In addition to QACs and pesticides, according to an NIH study currently, there are over 80,000 chemicals used in the toy market, most of which have not been regulated or studied. Toys, furniture, imported cookware, and makeup could contain trace amounts of lead or mercury. 


What can you do to protect children from these environmental exposures?

In addition to monitoring the ingredients of children’s toys, the SDG (Sustainable Development Group) notes that children’s rooms should have plenty of ventilation to avoid unnecessary exposure from inhaling these toxic substances found in toys. Numerous regulations worldwide require tags to contain ingredients and limit what ingredients are allowed in children's toys, yet these tags often just list complex chemicals that are not commonly recognizable by most of the public. According to the Children's Environmental Health Network, many officials are working together to update regulations. They call for parents to educate themselves about these often invisible ghostly toxins and not just cut tags off and throw them out without a second thought. 

toxic chemicals in babys products

Since the majority of the population does not have the specific scientific-technical knowledge needed to decipher these tags, there needs to be a switch to labeling that is clear and understandable. One option is, Made Safe, which has an easy-to-navigate ingredient database where parents can type in jargon from a label and get a simple explanation of the substance. 

The FDA and US Food and Drug Administration have begun to release guidelines to prevent some of these unnecessary exposures.
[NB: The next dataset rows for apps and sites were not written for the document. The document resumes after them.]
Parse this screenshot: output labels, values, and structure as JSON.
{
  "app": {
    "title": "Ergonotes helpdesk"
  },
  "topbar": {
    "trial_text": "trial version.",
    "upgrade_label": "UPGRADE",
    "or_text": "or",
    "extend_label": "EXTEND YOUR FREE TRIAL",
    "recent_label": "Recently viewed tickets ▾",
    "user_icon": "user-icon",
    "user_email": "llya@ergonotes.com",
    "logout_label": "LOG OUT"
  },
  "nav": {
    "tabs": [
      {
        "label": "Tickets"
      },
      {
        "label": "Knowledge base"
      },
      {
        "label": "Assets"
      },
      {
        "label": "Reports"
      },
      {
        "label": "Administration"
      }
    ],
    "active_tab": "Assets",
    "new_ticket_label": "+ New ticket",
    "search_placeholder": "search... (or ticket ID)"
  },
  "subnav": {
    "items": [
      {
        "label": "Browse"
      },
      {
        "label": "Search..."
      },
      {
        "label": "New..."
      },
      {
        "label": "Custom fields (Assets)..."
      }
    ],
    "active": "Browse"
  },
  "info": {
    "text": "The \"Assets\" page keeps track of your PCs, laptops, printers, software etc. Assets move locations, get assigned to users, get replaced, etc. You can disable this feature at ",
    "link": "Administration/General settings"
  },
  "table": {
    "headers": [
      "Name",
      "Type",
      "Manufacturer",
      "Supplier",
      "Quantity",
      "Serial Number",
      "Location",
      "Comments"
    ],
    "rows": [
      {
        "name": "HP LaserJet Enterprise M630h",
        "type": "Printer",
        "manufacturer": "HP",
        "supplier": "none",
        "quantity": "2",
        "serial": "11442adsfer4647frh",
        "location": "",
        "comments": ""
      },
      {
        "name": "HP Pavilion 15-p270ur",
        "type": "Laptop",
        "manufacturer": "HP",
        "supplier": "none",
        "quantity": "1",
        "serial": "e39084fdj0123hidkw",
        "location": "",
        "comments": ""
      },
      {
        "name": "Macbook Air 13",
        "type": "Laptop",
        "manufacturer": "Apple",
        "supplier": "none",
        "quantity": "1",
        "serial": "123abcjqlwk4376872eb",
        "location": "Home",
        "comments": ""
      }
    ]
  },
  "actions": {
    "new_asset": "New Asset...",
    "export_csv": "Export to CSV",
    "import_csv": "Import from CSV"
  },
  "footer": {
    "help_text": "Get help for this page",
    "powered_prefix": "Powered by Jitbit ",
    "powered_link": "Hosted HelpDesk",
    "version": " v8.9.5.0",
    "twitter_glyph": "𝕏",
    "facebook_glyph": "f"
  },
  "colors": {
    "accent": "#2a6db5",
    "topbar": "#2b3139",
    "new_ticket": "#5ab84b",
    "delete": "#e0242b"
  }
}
Some suggestions include: keeping shoes outside/ contained to one area with a new crawling toddler, sweeping and mopping daily to prevent dust buildup, and avoiding using pesticide sprays where children may be breathing or crawling. 


We can’t all be experts, which is why it is imperative that our elected representatives require proper labeling in understandable language, as well as push for the removal of harmful substances from common household products. Many chemicals in our household products do not serve a necessary purpose, and they need no replacement. For those that do serve a needed purpose, a safer alternative should be identified to serve as the replacement.

Angelina Angelo (Staff Image)


Angelina is an EHSC editorial assistant for the communications department and an undergraduate student at UC Davis studying Human Development. She is an aspiring writer with a focus on science communication.